— Problem description —
Every record below must be written out exactly. Leave out the pictures.

Website and app data records
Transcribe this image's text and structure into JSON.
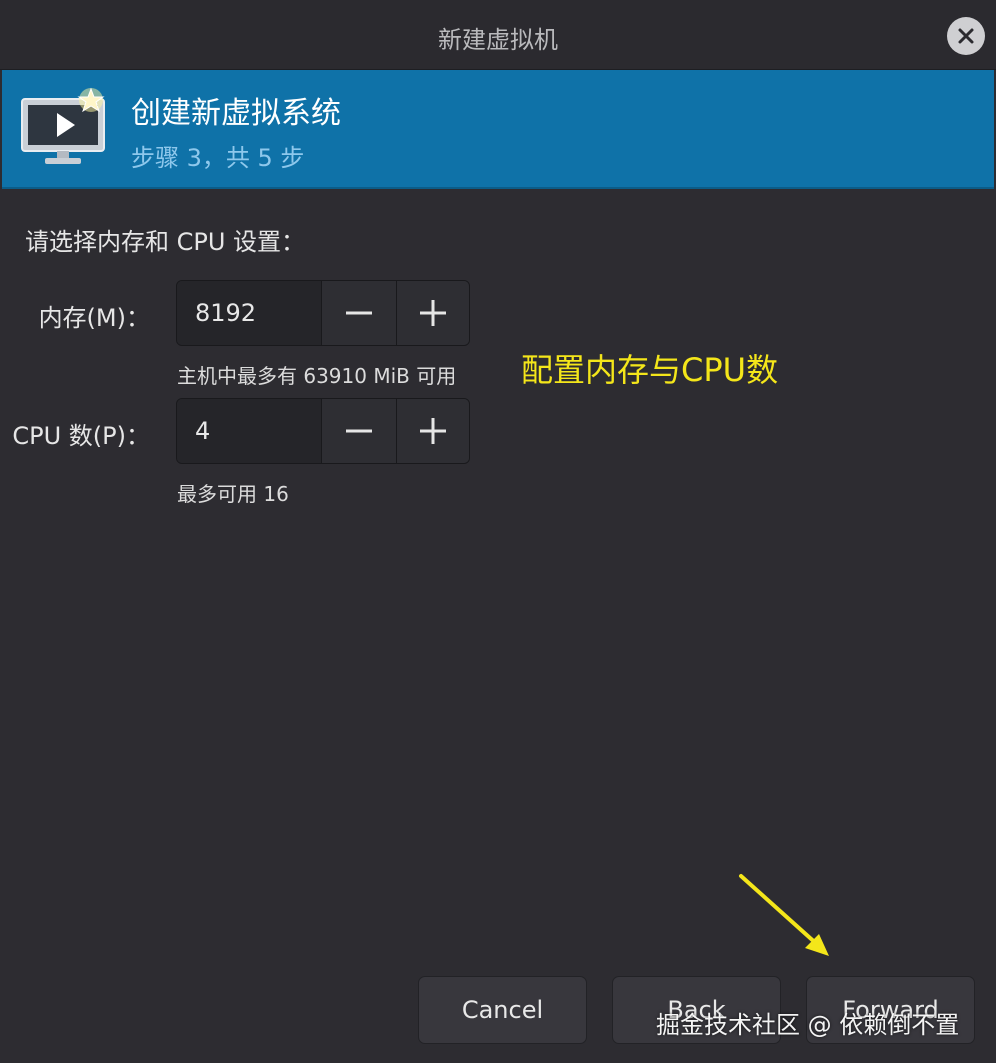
{
  "window": {
    "title": "新建虚拟机"
  },
  "banner": {
    "title": "创建新虚拟系统",
    "subtitle": "步骤 3，共 5 步"
  },
  "form": {
    "prompt": "请选择内存和 CPU 设置：",
    "memory": {
      "label": "内存(M)：",
      "value": "8192",
      "hint": "主机中最多有 63910 MiB 可用"
    },
    "cpu": {
      "label": "CPU 数(P)：",
      "value": "4",
      "hint": "最多可用 16"
    }
  },
  "annotation": {
    "text": "配置内存与CPU数",
    "color": "#f4e61a"
  },
  "footer": {
    "cancel": "Cancel",
    "back": "Back",
    "forward": "Forward"
  },
  "watermark": "掘金技术社区 @ 依赖倒不置",
  "colors": {
    "banner": "#0f72a8",
    "background": "#2d2c31"
  },
  "icons": {
    "banner": "monitor-play-star-icon",
    "close": "close-icon",
    "decrement": "minus-icon",
    "increment": "plus-icon"
  }
}
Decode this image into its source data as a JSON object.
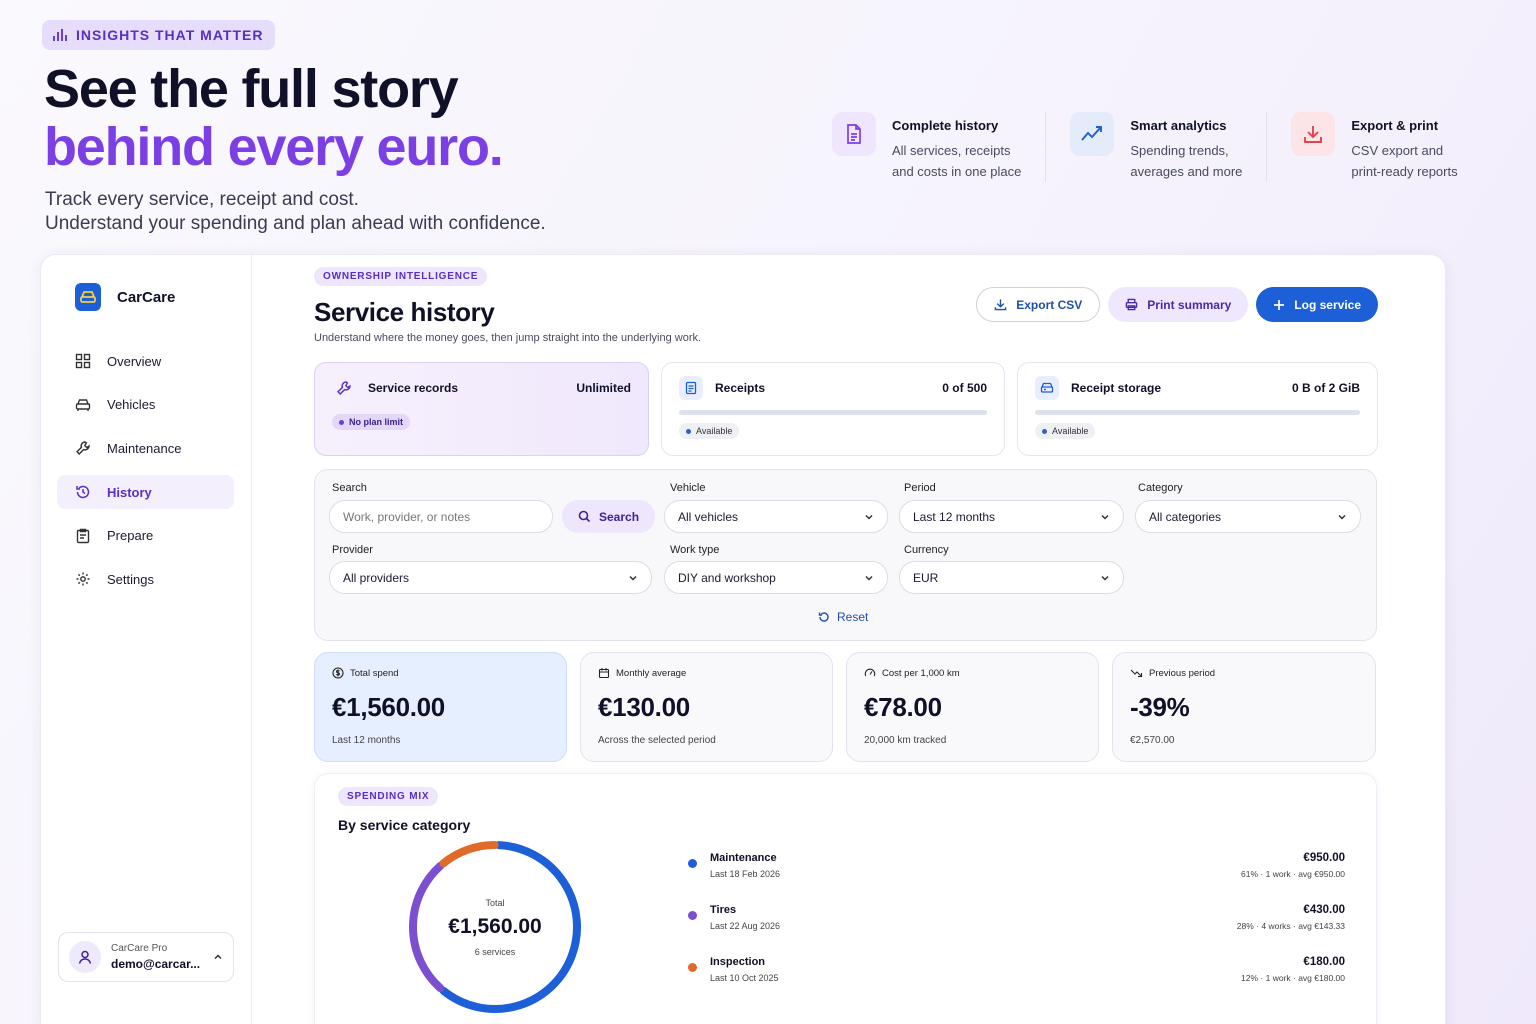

— Task result —
Transcribe this image's text and structure into JSON.
{
  "window": {
    "title": "新建虚拟机"
  },
  "banner": {
    "title": "创建新虚拟系统",
    "subtitle": "步骤 3，共 5 步"
  },
  "form": {
    "prompt": "请选择内存和 CPU 设置：",
    "memory": {
      "label": "内存(M)：",
      "value": "8192",
      "hint": "主机中最多有 63910 MiB 可用"
    },
    "cpu": {
      "label": "CPU 数(P)：",
      "value": "4",
      "hint": "最多可用 16"
    }
  },
  "annotation": {
    "text": "配置内存与CPU数",
    "color": "#f4e61a"
  },
  "footer": {
    "cancel": "Cancel",
    "back": "Back",
    "forward": "Forward"
  },
  "watermark": "掘金技术社区 @ 依赖倒不置",
  "colors": {
    "banner": "#0f72a8",
    "background": "#2d2c31"
  },
  "icons": {
    "banner": "monitor-play-star-icon",
    "close": "close-icon",
    "decrement": "minus-icon",
    "increment": "plus-icon"
  }
}
Decode this image into its source data as a JSON object.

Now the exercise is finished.